- Jason Segel as Jeff Thompkins
- Ed Helms as Pat Thompkins
- Susan Sarandon as Sharon Thompkins
- Judy Greer as Linda Thompkins
- Rae Dawn Chong as Carol
- Steve Zissis as Steve
- Evan Ross as Kevin
The film grossed $840,000 in its opening weekend.
On Rotten Tomatoes, the film holds an approval rating of 78% based on 132 reviews, with an average rating of 6.7/10. The site's critical consensus reads, "Sweet, funny, and flawed, Jeff, Who Lives at Home finds the Duplass brothers moving into the mainstream with their signature quirky charm intact". On Metacritic, the film has a normalized score of 60 out of 100, based on 36 critics, indicating "mixed or average reviews".
Roger Ebert of the Chicago Sun-Times gave the film three stars out of four and described it as "a whimsical comedy [that depends] on the warmth of Segel and Sarandon, the discontent of Helms and Greer, and still more warmth that enters at midpoint with Carol (Rae Dawn Chong), Sarandon's co-worker at the office." He concluded that "it's not a Feel Good Movie, more of a Feel Sorta Good Movie." Peter Travers of Rolling Stone also gave the film three stars out of four and described it as "funny, touching, and vital", praising the Duplass brothers by saying that "their films hit you where you live."
- "Jeff Who Lives at Home". Dark Horizons. Archived from the original on 14 December 2013. Retrieved 14 December 2013.
- "Jeff, Who Lives at Home". Box Office Mojo. Archived from the original on 2016-08-28. Retrieved August 22, 2016.
- DeFore, John (14 September 2011). "Jeff, Who Lives at Home: Toronto Film Review". The Hollywood Reporter. Archived from the original on 2011-09-23. Retrieved 15 September 2011.
- ‘Hansel & Gretel: Witch Hunters’ Delays To 2013 So Jeremy Renner More Of Global Draw Archived 2012-01-10 at the Wayback Machine Deadline Hollywood (January 9, 2012).
- Loeb, Steven (20 October 2011). "Review: 'Jeff, Who Lives at Home' Is an Ambitious Comedy". East Hampton Patch. Archived from the original on 21 October 2011. Retrieved 2 November 2011.
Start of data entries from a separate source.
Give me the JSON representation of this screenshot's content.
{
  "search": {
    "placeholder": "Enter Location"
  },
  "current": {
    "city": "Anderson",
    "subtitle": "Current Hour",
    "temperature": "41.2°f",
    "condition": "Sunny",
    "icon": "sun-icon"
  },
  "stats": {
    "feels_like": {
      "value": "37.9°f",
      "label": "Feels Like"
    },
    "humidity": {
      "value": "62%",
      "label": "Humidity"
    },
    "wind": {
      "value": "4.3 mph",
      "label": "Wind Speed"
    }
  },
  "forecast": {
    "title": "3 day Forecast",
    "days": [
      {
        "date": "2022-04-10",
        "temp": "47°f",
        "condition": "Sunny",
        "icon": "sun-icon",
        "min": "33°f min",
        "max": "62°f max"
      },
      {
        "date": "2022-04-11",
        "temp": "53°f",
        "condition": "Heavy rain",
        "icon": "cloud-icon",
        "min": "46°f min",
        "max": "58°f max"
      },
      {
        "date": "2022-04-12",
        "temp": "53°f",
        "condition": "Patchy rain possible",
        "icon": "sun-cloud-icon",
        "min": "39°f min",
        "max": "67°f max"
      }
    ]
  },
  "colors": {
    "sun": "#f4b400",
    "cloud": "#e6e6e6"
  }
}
- "Jeff, Who Lives at Home (2012)". Box Office Mojo. Amazon.com. Archived from the original on 2012-06-16. Retrieved June 27, 2012.
- "Jeff, Who Lives at Home (2012)". Rotten Tomatoes. Archived from the original on 2012-04-28. Retrieved April 30, 2012.
- "Jeff Who Lives at Home". Metacritic. Archived from the original on 2012-04-15. Retrieved April 21, 2012.
- Ebert, Roger (March 14, 2012). "Jeff, Who Lives at Home". Chicago Sun-Times. rogerebert.com. Archived from the original on 2012-06-06. Retrieved June 7, 2012.
- Travers, Peter (March 15, 2012). "Jeff, Who Lives at Home". Rolling Stone. Archived from the original on 2012-06-16. Retrieved June 7, 2012.
- Katz, Josh (May 1, 2012). "Jeff, Who Lives At Home Blu-ray". Blu-ray.com. Archived from the original on 2012-05-13. Retrieved June 7, 2012.